If we were to compare the streets of Melbourne’s CBD to the smooth, easily navigated lattice of a delicious pie, then Sydney would be a bit more like last nights’ spaghetti, only you have to drive your car on it.
If you don’t live in Sydney, it’s fair to assume that navigating these streets on your own is a frightening prospect, especially when your GPS tells you to “turn slightly right”. What mate?
If you want our opinion – and you do – then have a look at what we think about each mode of transport one can use to venture these convoluted city streets.
Oh boy, you’re either really brave, have a herculean capacity for patience or already know the roads like the back of your hand.
Car is the most convenient, but also the most expensive method. Even with a cheap car, once you factor in registration, parking (if you work in the city), insurance and the price of petrol, you might need to cut eating out of your budget all together.
If you work in the CBD, a car is going to be more of hindrance than an advantage. But, if you make bank on the reg, you might be able to afford to rent a parking spot, which is borderline the dumbest thing we’ve ever heard.
A sensible alternative to owning a vehicle, car sharing companies like GoGet charge a monthly subscription fee on top of an hourly or daily rate.

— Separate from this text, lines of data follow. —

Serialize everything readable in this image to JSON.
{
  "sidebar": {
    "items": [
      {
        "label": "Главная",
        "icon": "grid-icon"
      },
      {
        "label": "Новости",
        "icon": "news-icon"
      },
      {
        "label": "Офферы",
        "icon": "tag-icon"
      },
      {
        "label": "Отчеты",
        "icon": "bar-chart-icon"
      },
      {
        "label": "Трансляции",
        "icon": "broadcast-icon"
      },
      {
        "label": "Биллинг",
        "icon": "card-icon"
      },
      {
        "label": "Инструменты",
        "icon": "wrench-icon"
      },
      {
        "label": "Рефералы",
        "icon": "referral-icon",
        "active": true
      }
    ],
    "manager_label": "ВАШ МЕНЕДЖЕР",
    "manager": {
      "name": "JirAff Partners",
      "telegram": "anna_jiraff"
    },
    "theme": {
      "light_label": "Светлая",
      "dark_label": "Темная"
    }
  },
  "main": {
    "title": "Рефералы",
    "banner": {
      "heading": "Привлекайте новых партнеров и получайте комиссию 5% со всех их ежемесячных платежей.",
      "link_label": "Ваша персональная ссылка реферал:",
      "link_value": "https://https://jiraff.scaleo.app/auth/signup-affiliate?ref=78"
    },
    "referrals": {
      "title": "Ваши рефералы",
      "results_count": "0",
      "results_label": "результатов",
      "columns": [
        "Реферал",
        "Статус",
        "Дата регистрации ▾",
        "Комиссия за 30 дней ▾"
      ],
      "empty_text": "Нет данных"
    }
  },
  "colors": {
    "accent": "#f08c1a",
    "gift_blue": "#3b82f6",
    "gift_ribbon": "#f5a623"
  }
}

The standard package – ‘GoOccasional’ is $10 per month, plus $9.30 an hour or $78 per day of rental.
While not the greatest replacement for a daily drive, car sharing is a sound option for the casual driver.
Woah, settle down there big shot. Unless you live in that awkward too-far-to-walk, too-close-to-drive distance, getting a cab every day is gonna get pretty pricey.
If only there was a cheaper option…
Oh that’s right, there is – it’s everyone’s favourite ride sharing service, Uber.
We bloody love a good Uber. It’s cheaper, cleaner and an all-round better service. Some of them will even pick you up at 4am after a blinder with a box full of chocolates. Bless you, Uber.
Depending on the distance you need to travel and the availability at the time, you could get away with using the service daily.
Good old public transport – or as we like to call it, the peoples chariot – is the cheapest and arguably easiest way to get around Sydney.
While many of us like to complain about the efficiency of such services, shipping millions of people around the city every day with usually minimal interruptions is something that we all take for granted.
If you don’t mind getting awkwardly close to ten or fifteen people twice a day, then a bus or a train has the best value for money.